From the rash of online sentiments directed against foreigners during the 2011 General Elections through the Anton Casey, Ello Ed Munsel Bello, and Sun Xu incidents, it might appear to some observers that xenophobia has finally taken root in Singaporean society. Is the apparent level of antipathy some citizens hold for immigrants truly fuelled by irrational xenophobic hatred, however? As both academics (C. Gomes, 2014) and leaders of government (K. Shanmugam, 2014) have pointed out, anti-immigrant sentiment in Singapore was primarily driven by citizens’ anxiety over “competing” with immigrants for jobs, public transport breakdowns and housing shortages over the past decade.
Since the 2011 election, the government has responded with hard policy fixes like immigration control and investments in infrastructure (increasing the housing supply, retooling the rail maintenance framework, etc). While these policy measures might eventually remedy the top-level sources of stress and resentment towards immigrants, the question remains as to how to qualitatively improve and assess engagement and integration between Singaporeans and immigrants.
First, besides approaching this as a “national issue”, it might be worth asking how the citizen-immigrant divide actually translates at the neighbourhood/grassroots level, and consider efforts to invest in more inclusive community activities, outreach, and impact evaluation.
As a youth grassroots leader, I have observed that a significant proportion of participants at grassroots events often comprised foreigners and new PRs and citizens. What is encouraging is that at many cultural activities (like this year’s PA Love Red’s cycling event at the Civic District), foreigner and new PR/citizen participants were often keen to learn more about Singapore’s local heritage and history. At the same time, local participants were often just as keen to share and engage on these subjects. Such community activities are thus a highly promising avenue through which to foster integration, as well as build bilateral cultural understandings between both citizens and immigrants. Other notable activities which encourage integration at the grassroots level include the house visits People’s Association’s Integration and Naturalisation Committees pay to new immigrant residents, as well as the involvement of immigration associations (like the Hua Yuan General Association) in major celebrations like the Chingay parade.
Evaluation of the progress made at the grassroots level–on quantitative metrics (like participation or volunteer rate of immigrants and new citizens in CC/PA activities) and other qualitative indicators of integration–should be systematically conducted and reviewed. It would also be interesting to see if local residents’ recorded attitudes towards immigrants vary, when specifically surveyed on their experiences with immigrants in the context of their neighbourhood. Such information could complement the broad sentiments captured by national attitudinal surveys that have already been conducted by the Institute of Policy Studies.
Beside the question of integration, we should also reflect on how the fundamental rationale for our society’s open-ness to immigrants–the need to be “cosmopolitan”–is framed in the first place.
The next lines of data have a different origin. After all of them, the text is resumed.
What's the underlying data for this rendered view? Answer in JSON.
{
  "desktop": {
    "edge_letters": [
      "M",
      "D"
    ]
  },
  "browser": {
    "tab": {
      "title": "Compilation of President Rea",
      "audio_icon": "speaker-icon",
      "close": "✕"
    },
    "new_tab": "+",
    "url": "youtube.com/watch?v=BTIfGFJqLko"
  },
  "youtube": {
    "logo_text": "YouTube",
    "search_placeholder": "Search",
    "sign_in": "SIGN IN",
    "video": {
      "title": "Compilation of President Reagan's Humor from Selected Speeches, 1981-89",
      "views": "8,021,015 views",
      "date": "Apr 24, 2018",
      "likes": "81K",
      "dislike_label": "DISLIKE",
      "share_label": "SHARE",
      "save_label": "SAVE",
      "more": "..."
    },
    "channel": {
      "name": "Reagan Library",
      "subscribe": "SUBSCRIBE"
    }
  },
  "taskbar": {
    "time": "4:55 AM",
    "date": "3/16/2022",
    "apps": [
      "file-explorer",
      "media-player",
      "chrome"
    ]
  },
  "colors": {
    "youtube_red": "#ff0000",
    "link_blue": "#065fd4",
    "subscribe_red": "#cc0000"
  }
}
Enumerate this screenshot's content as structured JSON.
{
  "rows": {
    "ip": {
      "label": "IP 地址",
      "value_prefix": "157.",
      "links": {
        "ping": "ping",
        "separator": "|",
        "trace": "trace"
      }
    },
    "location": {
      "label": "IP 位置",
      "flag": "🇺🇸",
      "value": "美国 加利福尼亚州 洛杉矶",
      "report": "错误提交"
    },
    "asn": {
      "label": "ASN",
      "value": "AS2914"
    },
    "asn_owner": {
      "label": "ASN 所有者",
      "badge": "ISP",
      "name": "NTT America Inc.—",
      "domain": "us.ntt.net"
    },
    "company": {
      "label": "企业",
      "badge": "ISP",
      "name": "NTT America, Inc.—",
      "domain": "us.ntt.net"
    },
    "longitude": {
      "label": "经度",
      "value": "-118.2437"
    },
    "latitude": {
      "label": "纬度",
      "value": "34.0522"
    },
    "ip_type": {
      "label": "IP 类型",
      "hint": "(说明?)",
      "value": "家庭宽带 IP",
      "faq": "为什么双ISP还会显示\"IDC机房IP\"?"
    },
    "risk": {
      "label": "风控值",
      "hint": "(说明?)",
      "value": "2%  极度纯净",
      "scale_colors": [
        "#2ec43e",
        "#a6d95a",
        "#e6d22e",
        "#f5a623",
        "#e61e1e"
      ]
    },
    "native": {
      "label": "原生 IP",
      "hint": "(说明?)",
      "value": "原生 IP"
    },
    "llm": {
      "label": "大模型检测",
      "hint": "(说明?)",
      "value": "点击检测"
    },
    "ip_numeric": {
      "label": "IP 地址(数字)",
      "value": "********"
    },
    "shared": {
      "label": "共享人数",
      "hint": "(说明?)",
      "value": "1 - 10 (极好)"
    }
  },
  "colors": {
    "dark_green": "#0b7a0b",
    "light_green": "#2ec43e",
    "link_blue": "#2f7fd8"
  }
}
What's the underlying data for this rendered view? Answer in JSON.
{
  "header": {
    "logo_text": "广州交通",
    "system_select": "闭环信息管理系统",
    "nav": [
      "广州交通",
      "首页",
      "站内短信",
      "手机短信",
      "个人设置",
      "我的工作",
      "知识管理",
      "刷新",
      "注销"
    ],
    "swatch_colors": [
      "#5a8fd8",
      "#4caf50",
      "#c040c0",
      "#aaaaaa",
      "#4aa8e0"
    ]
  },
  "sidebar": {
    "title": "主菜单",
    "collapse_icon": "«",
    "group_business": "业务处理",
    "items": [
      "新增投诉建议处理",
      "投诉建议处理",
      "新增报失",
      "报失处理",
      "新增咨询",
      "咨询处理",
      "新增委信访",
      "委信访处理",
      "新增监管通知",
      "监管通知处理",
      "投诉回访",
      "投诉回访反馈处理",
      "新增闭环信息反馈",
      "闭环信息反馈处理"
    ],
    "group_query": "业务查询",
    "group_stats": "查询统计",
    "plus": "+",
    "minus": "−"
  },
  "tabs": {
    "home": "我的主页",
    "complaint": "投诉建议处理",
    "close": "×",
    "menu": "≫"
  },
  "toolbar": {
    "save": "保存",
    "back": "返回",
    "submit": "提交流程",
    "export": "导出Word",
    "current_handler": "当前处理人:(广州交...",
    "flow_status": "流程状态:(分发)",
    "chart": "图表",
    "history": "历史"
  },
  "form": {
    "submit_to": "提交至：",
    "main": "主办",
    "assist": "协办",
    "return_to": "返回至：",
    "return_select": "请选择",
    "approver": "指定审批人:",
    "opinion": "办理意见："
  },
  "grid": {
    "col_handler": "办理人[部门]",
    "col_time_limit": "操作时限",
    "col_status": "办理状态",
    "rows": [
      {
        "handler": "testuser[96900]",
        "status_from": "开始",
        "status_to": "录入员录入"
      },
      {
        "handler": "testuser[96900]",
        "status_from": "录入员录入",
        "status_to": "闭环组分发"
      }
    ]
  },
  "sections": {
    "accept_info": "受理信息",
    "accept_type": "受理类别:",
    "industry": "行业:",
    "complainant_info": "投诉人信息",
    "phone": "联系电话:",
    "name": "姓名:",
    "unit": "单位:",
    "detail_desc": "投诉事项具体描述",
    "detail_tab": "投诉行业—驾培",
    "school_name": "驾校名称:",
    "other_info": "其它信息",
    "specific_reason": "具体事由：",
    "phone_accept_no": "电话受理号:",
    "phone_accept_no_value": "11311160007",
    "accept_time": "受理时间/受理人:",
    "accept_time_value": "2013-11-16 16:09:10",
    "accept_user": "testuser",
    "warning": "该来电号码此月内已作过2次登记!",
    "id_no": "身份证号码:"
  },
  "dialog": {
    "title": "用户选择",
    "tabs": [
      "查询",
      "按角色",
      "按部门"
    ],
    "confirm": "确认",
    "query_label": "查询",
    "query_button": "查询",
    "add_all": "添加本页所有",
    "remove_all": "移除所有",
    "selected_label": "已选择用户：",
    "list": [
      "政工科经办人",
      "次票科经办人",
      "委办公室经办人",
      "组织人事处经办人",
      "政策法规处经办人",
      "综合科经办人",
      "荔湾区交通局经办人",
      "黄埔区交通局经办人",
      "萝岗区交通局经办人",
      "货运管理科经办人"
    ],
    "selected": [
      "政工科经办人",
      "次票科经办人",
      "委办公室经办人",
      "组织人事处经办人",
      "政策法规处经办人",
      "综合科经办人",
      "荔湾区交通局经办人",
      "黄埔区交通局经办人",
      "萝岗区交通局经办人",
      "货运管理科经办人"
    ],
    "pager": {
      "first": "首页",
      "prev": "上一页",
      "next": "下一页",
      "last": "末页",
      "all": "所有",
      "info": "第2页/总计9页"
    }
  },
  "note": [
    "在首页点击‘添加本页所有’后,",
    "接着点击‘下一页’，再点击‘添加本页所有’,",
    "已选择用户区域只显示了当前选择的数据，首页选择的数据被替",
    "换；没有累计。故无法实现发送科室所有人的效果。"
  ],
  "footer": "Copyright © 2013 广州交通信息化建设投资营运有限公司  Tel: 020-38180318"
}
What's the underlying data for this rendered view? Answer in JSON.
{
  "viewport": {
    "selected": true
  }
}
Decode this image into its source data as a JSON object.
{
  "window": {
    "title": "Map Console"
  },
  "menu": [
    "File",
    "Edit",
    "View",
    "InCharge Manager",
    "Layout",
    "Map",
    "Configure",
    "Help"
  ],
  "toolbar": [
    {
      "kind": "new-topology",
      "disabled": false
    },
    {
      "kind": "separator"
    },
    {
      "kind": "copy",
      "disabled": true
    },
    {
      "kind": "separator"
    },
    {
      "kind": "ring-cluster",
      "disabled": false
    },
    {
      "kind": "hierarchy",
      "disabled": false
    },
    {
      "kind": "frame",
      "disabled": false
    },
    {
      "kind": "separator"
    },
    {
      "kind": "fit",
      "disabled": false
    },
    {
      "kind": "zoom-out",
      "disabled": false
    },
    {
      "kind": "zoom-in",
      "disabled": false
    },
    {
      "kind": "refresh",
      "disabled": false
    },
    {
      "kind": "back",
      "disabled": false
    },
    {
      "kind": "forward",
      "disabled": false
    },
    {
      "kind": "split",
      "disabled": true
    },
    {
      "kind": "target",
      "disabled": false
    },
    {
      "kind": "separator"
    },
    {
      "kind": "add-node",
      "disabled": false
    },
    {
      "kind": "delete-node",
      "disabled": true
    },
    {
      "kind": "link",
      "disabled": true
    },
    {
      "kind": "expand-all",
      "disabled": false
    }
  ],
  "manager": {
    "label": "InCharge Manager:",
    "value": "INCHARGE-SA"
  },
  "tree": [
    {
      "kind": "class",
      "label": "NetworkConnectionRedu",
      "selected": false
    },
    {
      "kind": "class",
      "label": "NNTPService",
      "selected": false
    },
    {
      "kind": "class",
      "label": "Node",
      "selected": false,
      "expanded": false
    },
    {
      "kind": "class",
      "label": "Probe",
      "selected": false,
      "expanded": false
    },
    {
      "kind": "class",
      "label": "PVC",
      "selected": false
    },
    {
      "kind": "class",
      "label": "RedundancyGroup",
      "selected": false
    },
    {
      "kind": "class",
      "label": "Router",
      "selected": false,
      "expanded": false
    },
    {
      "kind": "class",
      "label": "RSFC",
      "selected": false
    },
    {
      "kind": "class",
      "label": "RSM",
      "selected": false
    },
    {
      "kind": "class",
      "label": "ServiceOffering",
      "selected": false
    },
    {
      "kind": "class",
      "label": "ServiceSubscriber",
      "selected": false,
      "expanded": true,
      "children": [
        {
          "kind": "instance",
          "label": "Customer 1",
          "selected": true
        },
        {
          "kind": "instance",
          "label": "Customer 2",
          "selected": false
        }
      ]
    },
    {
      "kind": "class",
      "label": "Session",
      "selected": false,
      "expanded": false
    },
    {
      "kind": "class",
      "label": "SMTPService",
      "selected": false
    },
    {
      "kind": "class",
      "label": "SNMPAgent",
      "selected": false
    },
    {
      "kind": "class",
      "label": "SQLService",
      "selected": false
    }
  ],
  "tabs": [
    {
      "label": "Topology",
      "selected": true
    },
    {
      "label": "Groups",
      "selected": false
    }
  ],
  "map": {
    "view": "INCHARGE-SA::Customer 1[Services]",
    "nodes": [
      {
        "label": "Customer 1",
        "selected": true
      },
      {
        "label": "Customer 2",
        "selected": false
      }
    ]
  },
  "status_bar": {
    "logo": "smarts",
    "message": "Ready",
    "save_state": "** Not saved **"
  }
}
Thus far, the rationale for “cosmopolitanism” has been framed in predominantly economic terms—immigrants fill important jobs that are necessary to the running of Singapore’s economy, and, furthermore, a diverse, open society is a prerequisite condition for a successful innovation economy. While true to a large extent, the justifications cited above likely do not hold any particularly great emotional resonance for many Singaporeans.
A more compelling vision of cosmopolitanism could lie with what Suzanne Choo, an assistant professor in the English Language and Literature Academic Group at NIE, describes as “hospitable imagination”. “Hospitable imagination” is cultivated through emphasizing the intrinsic value of cultivating engagement and understanding with people from different cultures, in addition to stressing ethical dimensions of cosmopolitanism such as fulfilling one’s obligations to treat fellow citizens of the world well, and firmly rejecting the practice of stereotyping. In the context of schools, students could explore the notion of “hospitable imagination” through critically analyzing literary texts and film. The value in such an approach is that it provides a normative justification for cosmopolitanism that extends beyond the limited, materialist one that is often cited.
In addition, we could leverage thematically relevant local literary works, such as Kuo Pao Kun’s Descendants of the Eunuch Admiral, to frame frank discussions of the difficulties and promises of being cosmopolitan. Citizens should not take any particular state of affairs as a given, but engage in frank consideration of all the merits and drawbacks of being an open society. Discussions need not be conducted in the form of “formal” focus groups, but could instead be conducted via reading groups at libraries and CCs, or even forum theatre featuring live audience participation (a la Stella Kon’s Trial). An added advantage of exploring themes of cosmopolitanism and cultural open-ness and belonging through a local piece like Descendants is that the issues are immediately contextualized to our society, and the various perspectives raised are conveyed in intimately familiar terms and images.
Neither cultural integration nor a re-examination of our cosmopolitanism paradigm are exercises which lend themselves to a quick fix. However, if we invest in them well and pursue them patiently, they will lay the foundations for a more self-aware, understanding, and, ultimately, open society.
Z.H. is a graduate student at Harvard University